Greek form of the Aramaic name תָּאוֹמָא (Ta'oma')
which meant "twin". In the New Testament
this is the name of an apostle. When he heard that Jesus
had risen from the dead he initially doubted the story, until Jesus appeared before him and he examined his wounds himself. According to tradition he was martyred in India. Due to his renown, the name came into general use in the Christian world.
In England the name was introduced by the Normans
and became very popular due to Saint
Thomas Becket, a 12th-century archbishop of Canterbury and martyr. Another notable saint by this name was the 13th-century Italian philosopher and theologian Thomas Aquinas, who is regarded as a Doctor of the Church.

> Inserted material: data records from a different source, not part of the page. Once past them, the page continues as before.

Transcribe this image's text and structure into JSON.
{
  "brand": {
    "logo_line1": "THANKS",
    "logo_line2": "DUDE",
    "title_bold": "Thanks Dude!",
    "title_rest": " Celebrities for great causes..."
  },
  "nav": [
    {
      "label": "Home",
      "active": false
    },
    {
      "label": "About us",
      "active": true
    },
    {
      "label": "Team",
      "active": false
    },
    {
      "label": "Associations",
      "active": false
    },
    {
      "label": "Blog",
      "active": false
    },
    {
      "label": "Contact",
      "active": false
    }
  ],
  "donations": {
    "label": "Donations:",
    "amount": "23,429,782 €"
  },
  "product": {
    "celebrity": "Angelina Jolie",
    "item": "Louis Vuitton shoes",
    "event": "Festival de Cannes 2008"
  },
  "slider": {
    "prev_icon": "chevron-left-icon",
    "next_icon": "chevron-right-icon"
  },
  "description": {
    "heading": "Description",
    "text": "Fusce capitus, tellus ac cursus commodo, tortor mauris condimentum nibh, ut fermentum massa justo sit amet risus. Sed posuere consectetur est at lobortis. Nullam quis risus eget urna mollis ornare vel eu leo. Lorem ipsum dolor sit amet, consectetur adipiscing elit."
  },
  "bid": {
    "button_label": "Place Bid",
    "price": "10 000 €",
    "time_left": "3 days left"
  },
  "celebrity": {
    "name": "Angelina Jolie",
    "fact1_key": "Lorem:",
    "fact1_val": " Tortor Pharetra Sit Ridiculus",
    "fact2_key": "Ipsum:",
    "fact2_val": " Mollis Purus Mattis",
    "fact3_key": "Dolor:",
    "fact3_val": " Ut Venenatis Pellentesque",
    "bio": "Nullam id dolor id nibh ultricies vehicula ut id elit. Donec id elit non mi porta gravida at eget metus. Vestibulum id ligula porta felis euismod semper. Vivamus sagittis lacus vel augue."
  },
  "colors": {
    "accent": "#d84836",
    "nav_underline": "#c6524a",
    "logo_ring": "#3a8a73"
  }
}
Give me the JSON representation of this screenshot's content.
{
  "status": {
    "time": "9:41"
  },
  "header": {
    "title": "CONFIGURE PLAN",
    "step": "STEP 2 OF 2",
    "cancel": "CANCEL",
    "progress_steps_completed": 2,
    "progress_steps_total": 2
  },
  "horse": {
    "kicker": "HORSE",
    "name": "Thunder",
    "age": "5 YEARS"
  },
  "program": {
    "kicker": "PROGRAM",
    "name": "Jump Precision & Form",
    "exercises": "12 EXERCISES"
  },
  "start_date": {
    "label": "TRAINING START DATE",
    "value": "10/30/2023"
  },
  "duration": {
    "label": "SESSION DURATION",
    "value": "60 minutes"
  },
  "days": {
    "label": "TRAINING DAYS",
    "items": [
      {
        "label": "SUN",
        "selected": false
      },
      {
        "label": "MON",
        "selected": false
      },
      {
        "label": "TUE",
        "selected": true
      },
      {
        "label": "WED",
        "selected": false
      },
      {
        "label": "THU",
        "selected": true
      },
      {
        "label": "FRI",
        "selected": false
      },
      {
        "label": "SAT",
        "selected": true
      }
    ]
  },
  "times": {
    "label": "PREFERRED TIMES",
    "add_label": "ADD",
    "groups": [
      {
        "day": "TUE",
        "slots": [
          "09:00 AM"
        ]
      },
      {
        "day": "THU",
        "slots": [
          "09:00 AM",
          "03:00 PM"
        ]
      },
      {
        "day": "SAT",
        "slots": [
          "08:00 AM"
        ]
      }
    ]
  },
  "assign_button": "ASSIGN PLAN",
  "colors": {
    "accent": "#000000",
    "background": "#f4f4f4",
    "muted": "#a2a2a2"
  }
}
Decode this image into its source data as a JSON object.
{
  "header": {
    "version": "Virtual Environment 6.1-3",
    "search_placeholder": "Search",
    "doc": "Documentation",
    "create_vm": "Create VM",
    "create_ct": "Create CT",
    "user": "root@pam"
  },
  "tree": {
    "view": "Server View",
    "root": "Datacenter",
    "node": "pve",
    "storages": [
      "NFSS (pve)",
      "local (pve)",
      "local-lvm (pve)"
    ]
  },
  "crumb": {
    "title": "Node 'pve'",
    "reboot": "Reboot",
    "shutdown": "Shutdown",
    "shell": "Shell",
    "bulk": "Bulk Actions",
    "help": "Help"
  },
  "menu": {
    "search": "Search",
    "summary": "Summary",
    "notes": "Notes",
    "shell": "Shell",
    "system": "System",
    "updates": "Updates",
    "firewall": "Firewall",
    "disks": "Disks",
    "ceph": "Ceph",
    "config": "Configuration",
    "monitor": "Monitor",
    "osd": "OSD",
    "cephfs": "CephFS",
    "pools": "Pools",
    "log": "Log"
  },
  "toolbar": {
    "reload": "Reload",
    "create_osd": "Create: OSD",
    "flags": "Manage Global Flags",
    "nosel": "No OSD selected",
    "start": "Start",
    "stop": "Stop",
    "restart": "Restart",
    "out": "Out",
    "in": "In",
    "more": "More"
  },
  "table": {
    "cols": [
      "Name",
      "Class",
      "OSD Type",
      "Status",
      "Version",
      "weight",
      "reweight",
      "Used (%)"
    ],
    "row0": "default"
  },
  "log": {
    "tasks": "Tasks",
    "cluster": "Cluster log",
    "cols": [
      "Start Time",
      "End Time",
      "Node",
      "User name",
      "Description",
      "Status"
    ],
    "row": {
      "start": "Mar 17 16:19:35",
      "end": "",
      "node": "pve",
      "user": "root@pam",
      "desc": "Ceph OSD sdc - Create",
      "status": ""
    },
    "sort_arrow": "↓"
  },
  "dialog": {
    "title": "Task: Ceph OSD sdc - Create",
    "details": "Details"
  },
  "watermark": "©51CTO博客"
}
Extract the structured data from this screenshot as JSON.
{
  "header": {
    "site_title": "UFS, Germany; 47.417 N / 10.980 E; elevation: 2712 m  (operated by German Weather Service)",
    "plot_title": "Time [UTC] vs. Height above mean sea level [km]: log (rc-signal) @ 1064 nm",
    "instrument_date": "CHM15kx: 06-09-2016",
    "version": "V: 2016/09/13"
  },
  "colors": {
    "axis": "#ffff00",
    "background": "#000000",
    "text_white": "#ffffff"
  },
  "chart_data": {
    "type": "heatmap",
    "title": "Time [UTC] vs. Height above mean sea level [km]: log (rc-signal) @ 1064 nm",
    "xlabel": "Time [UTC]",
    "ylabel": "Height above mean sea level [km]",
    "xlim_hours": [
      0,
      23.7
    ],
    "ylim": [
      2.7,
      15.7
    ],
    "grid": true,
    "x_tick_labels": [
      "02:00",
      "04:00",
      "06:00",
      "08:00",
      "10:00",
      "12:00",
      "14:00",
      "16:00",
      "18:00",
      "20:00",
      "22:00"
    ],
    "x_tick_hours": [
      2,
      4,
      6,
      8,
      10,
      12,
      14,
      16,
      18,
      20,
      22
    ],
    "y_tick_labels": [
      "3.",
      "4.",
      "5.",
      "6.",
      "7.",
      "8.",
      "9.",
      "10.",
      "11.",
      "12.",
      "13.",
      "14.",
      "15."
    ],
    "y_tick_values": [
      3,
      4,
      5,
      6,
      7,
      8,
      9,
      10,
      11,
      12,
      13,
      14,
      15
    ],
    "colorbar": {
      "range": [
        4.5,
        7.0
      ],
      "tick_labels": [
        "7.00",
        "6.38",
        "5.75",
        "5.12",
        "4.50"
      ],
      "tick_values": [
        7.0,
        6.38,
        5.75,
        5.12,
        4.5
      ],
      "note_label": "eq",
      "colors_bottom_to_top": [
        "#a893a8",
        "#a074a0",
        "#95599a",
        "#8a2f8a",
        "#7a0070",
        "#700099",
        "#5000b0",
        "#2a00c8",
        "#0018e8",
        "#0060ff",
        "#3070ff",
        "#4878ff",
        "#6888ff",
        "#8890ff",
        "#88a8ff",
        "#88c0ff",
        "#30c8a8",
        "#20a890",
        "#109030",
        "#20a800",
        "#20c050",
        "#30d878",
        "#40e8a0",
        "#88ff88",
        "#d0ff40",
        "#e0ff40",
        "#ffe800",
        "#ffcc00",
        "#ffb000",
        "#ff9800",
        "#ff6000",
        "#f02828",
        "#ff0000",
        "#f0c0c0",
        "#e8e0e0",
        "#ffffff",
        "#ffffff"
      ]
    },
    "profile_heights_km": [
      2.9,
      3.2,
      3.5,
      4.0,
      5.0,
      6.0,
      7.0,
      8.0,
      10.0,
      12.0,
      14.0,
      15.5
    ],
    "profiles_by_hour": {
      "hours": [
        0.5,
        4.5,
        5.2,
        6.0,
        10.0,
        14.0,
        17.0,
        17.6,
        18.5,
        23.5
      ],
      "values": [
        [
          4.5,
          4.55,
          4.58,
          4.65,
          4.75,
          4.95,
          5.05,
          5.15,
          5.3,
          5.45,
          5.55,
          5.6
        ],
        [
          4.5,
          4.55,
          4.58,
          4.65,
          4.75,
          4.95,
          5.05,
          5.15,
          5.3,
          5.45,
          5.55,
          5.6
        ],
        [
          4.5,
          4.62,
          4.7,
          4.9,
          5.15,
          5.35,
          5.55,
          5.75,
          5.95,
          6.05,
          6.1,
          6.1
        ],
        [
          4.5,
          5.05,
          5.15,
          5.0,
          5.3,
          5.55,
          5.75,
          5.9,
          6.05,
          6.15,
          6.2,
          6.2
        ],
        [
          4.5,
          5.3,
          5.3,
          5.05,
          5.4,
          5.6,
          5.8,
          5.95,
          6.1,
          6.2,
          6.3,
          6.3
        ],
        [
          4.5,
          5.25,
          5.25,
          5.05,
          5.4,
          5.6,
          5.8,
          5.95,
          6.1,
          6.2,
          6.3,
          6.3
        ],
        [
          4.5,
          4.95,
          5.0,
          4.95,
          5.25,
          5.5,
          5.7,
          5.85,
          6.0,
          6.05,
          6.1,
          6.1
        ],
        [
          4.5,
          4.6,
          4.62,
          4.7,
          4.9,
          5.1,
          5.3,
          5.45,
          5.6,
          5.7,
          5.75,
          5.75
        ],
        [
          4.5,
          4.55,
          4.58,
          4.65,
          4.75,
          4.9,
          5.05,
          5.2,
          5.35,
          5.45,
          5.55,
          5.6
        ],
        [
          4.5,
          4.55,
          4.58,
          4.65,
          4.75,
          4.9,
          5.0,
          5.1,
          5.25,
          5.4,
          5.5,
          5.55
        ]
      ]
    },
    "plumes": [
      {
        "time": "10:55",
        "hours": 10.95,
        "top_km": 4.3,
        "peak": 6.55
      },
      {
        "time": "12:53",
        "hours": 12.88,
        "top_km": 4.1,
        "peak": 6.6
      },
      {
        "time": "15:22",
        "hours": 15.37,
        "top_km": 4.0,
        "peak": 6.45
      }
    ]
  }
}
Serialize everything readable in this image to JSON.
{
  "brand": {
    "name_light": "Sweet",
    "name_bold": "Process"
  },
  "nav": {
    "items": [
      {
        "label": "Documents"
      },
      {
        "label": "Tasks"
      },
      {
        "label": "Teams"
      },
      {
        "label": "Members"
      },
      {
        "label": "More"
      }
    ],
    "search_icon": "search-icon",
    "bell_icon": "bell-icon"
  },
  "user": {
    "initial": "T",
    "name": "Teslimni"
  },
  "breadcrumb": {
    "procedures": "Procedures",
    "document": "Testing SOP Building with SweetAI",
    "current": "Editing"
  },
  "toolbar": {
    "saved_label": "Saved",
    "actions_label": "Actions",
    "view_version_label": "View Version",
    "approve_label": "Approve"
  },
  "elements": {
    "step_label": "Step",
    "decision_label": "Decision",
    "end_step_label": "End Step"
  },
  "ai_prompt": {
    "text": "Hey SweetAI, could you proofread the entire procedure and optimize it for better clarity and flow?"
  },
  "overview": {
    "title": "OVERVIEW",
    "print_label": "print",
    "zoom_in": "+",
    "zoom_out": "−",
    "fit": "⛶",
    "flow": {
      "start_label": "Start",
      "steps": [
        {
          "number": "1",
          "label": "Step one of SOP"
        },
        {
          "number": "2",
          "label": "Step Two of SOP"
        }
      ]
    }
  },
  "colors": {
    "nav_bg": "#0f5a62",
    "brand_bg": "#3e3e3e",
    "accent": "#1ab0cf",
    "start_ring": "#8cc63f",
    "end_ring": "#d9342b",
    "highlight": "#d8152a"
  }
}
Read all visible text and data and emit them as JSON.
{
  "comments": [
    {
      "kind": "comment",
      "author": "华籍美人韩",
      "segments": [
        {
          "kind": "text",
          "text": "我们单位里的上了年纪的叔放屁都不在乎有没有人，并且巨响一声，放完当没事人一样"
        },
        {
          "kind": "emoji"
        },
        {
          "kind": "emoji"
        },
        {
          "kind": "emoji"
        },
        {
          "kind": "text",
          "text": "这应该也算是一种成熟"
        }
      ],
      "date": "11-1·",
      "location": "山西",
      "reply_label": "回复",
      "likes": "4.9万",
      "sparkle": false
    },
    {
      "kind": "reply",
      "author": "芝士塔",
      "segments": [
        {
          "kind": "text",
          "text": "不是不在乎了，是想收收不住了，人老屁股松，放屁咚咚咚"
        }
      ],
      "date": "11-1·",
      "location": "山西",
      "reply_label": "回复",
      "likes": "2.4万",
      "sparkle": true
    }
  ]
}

Other famous bearers include philosopher Thomas Hobbes (1588-1679), American president Thomas Jefferson (1743-1826), novelist Thomas Hardy (1840-1928), and inventor Thomas Edison (1847-1931).